  • Have the LLC members approve it
  • Submit a certificate of conversion, article of incorporation
  • File associated documents

Statutory Merger

Although the results are the same, the process here involves more steps. First, you have to form a new corporation that has your LLC members as stockholders. The members and the stockholders, who are the same people, then approve the merger. They then get shares for their membership rights. Finally, all the associated paperwork needs to be submitted to the secretary of state along with the certificate of merger.

There is also a non-statutory conversion, but because it's the most complicated, it's also the most expensive.

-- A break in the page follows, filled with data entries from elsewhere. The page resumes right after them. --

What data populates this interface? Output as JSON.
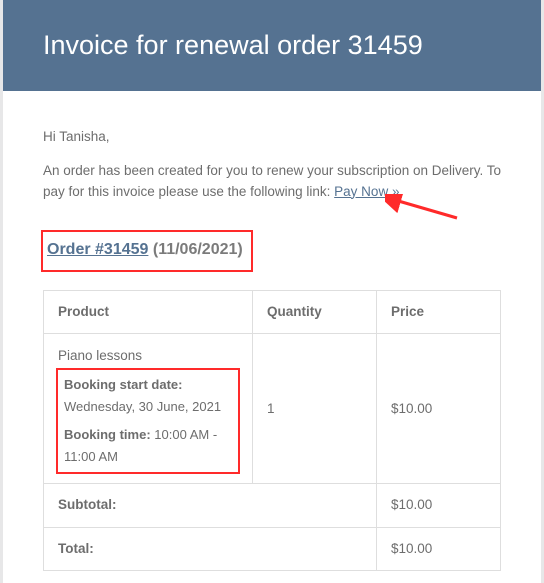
{
  "header": {
    "title": "Invoice for renewal order 31459"
  },
  "body": {
    "greeting": "Hi Tanisha,",
    "intro_before_link": "An order has been created for you to renew your subscription on Delivery. To pay for this invoice please use the following link: ",
    "pay_link_text": "Pay Now »",
    "order_link_text": "Order #31459",
    "order_date_text": "(11/06/2021)"
  },
  "table": {
    "headers": {
      "product": "Product",
      "quantity": "Quantity",
      "price": "Price"
    },
    "row": {
      "product_name": "Piano lessons",
      "booking_date_label": "Booking start date:",
      "booking_date_value": " Wednesday, 30 June, 2021",
      "booking_time_label": "Booking time:",
      "booking_time_value": " 10:00 AM - 11:00 AM",
      "quantity": "1",
      "price": "$10.00"
    },
    "subtotal_label": "Subtotal:",
    "subtotal_value": "$10.00",
    "total_label": "Total:",
    "total_value": "$10.00"
  }
}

It's best practice to go back and double-check your business contracts once you've converted to a corporation. For example, your bank documents, loans, leases, permits, and insurance policies. You might also need to get a new employer identification number (EIN) from the IRS.

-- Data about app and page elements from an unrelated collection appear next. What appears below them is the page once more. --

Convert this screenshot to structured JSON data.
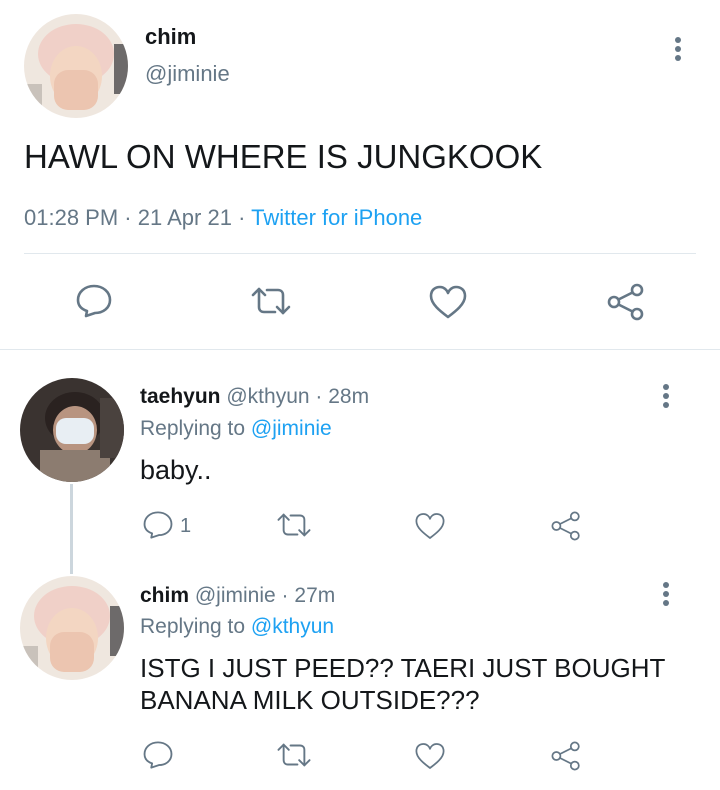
{
  "main_tweet": {
    "author_name": "chim",
    "author_handle": "@jiminie",
    "text": "HAWL ON WHERE IS JUNGKOOK",
    "time": "01:28 PM",
    "sep1": "·",
    "date": "21 Apr 21",
    "sep2": "·",
    "source": "Twitter for iPhone",
    "actions": [
      "reply-icon",
      "retweet-icon",
      "like-icon",
      "share-icon"
    ]
  },
  "replies": [
    {
      "author_name": "taehyun",
      "author_handle": "@kthyun",
      "sep": "·",
      "age": "28m",
      "replying_prefix": "Replying to",
      "replying_to": "@jiminie",
      "text": "baby..",
      "reply_count": "1"
    },
    {
      "author_name": "chim",
      "author_handle": "@jiminie",
      "sep": "·",
      "age": "27m",
      "replying_prefix": "Replying to",
      "replying_to": "@kthyun",
      "text_line1": "ISTG I JUST PEED?? TAERI JUST BOUGHT",
      "text_line2": "BANANA MILK OUTSIDE???",
      "reply_count": ""
    }
  ],
  "colors": {
    "text": "#14171a",
    "muted": "#657786",
    "link": "#1da1f2",
    "divider": "#e1e8ed"
  }
}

Tax Implications of Changing Business Entities

The conversion itself is likely not a taxable event according to U.S. Code 351, but you need the help of a tax expert to make sure.

Double Taxation

Speaking in broad generalities, the biggest difference after conversion from an LLC to a C corp is the addition of "double taxation." With an LLC, all tax liabilities pass through to its members' tax returns. The LLC itself is not taxed. With a C corp, however, there are taxes for both the corporation and the shareholders, meaning more taxes overall. At the same time, a corporation enjoys opportunities for tax breaks and write-offs an LLC does not, which you need to consider when weighing the relative drawbacks of being taxed twice.

Speaking more specifically, the amount of increase or decrease can also depend on how your LLC is currently taxed. For example, an LLC with only one member is treated by the IRS as a disregarded entity. But one with multiple members is taxed as a partnership. It doesn't matter how many members are in the LLC when it comes to Social Security and Medicare taxes, though; everyone in every LLC pays them because the IRS considers members self-employed.

Because there are so many factors involved and even small variables can have a large effect on the decision-making process, it pays to be methodical and consult with experts. Once you understand the differences between LLCs and C corps, the pros and cons of the business structures, including the tax implications and effects on your financial planning, you can choose the one that best matches everything from your management style to where you see your company in the near and distant future.

Related Blog Posts

Analyzing Profit and Loss: A Small Business’s Guide to Financial Independence

Analyzing Profit and Loss: A Small Business’s Guide to Financial Independence

The Home Service Business Owner's Guide to Creating an Operating Budget

The Home Service Business Owner's Guide to Creating an Operating Budget

Post-Tax Season Review: How to Better Prepare for Next Year

Post-Tax Season Review: How to Better Prepare for Next Year

Let's chat

Get a Fixed Monthly Price to Solve Your Financial Operations